Stored records
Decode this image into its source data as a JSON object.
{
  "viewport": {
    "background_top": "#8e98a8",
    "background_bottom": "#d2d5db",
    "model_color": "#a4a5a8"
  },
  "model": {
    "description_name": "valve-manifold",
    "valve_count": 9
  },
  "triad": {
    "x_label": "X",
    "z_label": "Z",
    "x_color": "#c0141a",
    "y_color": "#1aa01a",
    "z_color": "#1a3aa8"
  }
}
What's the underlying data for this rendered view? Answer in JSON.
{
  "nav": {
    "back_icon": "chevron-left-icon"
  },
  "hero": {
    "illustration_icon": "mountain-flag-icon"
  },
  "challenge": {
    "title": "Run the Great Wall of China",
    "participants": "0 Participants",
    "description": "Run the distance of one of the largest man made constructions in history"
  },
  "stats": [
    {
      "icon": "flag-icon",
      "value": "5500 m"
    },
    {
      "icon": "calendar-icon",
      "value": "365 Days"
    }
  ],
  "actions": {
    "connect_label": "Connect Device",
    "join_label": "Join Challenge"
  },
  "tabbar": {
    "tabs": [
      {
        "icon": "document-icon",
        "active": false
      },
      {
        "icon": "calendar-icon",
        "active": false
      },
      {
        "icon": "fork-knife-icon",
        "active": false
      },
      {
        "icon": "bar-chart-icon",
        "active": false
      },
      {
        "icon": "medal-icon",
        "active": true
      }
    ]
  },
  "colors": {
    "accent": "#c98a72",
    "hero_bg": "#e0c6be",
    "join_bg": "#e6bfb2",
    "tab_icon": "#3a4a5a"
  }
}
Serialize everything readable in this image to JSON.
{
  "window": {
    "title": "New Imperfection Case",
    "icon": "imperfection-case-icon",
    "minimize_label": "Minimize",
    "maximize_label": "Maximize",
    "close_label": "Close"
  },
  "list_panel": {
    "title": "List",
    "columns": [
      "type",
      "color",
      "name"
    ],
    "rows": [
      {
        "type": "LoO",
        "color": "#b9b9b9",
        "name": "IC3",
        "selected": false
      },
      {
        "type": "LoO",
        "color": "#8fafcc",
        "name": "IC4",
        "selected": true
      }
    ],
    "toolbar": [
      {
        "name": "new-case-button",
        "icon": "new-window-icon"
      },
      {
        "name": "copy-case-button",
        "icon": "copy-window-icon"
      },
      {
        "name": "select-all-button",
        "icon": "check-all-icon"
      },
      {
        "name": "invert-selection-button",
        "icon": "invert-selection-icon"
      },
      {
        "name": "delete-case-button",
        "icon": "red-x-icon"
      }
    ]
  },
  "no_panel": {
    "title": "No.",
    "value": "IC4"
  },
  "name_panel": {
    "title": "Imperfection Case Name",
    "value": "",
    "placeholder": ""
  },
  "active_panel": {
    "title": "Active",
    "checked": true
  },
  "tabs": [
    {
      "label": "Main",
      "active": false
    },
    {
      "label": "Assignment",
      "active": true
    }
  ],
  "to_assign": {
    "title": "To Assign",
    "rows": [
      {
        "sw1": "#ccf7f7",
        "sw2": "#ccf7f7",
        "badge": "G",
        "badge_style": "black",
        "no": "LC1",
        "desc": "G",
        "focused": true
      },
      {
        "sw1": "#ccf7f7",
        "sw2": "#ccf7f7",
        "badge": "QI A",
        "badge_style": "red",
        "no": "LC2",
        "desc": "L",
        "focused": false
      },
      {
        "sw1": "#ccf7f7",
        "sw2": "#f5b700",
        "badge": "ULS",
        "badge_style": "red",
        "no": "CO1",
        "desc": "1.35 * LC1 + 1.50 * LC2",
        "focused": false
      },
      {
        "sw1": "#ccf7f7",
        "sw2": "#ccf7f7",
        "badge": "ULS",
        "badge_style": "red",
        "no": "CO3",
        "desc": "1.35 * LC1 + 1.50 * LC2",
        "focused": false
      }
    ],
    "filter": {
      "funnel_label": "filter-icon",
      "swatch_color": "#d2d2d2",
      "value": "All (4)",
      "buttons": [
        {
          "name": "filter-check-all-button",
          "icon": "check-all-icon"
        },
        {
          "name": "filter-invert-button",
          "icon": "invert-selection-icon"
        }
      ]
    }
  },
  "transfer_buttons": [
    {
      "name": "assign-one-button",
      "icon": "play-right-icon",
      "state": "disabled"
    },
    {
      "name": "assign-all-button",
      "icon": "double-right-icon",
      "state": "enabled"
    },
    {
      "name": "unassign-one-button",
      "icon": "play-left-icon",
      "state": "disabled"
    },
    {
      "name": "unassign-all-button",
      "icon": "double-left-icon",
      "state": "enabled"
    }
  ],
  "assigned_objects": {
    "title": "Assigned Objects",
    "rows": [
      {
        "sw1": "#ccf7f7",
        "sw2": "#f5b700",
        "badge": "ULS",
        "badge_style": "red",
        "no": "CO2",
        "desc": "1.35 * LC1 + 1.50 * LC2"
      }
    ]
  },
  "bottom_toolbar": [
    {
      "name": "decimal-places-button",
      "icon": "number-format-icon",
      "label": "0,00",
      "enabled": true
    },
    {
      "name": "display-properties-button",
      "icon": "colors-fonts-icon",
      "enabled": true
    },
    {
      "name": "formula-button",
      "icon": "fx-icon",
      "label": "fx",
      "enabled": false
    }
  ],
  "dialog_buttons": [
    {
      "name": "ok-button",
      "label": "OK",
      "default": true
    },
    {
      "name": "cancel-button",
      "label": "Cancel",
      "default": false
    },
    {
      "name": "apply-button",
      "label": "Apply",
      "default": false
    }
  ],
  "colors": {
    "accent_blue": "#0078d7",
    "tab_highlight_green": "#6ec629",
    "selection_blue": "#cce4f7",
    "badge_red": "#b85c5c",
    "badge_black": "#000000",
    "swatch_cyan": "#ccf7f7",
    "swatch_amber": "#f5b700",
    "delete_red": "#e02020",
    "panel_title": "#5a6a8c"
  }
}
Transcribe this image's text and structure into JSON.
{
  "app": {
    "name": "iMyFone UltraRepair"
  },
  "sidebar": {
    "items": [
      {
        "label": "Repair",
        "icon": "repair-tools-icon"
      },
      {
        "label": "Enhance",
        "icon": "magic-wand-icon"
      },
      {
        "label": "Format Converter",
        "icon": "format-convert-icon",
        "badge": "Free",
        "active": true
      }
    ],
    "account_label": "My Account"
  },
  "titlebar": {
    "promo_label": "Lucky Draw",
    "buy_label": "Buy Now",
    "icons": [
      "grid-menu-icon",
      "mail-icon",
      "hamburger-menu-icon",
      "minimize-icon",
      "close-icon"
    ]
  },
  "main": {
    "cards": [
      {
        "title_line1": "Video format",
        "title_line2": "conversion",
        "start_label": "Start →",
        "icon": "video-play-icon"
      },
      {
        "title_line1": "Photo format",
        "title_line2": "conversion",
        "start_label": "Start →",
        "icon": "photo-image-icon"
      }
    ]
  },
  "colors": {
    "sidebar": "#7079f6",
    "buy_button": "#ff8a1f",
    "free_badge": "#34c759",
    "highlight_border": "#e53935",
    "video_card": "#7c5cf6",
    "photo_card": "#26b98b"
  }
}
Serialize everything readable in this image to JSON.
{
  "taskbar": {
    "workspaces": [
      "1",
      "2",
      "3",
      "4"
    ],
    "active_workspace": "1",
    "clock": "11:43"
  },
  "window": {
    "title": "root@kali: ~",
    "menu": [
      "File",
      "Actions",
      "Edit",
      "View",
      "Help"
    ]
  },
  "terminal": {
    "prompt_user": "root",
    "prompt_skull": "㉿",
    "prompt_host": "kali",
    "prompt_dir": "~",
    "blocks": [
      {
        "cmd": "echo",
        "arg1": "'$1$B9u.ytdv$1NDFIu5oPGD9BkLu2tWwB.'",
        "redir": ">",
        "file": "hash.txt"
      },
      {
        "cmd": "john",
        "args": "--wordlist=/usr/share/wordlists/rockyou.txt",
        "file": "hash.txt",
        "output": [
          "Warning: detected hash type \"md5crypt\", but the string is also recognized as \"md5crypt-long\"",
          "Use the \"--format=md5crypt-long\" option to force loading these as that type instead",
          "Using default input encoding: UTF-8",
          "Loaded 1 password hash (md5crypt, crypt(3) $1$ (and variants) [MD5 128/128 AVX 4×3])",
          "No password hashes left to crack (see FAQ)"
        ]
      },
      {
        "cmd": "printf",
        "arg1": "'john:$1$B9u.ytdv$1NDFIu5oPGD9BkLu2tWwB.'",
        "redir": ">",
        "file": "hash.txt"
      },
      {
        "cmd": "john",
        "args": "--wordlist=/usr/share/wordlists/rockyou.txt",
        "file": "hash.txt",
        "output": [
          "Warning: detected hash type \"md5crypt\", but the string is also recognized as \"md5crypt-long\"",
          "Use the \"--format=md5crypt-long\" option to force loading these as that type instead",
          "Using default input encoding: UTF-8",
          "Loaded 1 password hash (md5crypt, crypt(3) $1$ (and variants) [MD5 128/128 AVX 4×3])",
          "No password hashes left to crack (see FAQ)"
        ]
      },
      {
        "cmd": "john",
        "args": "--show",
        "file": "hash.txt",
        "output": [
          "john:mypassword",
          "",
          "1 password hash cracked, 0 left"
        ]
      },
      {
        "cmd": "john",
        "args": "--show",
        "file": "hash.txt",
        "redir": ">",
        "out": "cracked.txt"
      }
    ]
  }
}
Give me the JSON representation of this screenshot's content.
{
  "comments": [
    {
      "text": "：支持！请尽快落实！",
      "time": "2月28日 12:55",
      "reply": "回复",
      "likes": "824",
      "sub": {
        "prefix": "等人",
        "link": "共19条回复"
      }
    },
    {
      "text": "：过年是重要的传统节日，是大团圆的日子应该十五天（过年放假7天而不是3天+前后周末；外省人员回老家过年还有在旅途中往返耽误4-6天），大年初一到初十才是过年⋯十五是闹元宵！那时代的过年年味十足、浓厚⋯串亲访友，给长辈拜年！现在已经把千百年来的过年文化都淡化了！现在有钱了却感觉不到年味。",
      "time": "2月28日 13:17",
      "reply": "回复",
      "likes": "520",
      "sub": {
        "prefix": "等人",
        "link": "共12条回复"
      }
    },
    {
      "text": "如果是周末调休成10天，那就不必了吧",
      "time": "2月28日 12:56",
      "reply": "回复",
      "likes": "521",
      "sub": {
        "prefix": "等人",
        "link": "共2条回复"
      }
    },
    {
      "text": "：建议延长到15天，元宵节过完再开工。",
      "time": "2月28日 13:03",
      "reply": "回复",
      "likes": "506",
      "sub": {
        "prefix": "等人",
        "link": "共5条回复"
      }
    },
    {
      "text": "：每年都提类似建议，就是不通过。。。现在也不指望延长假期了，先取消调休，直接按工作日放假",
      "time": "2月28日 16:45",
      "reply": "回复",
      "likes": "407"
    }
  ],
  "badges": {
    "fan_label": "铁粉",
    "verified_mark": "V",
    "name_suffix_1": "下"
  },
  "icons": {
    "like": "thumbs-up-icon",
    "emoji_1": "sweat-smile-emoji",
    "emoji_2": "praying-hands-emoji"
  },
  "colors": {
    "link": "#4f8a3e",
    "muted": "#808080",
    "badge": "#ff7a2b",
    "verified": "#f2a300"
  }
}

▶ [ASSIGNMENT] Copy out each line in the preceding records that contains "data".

▶ [SOLUTION TO THIS PROBLEM]
Decode this image into its source data as a JSON object.
What's the underlying data for this rendered view? Answer in JSON.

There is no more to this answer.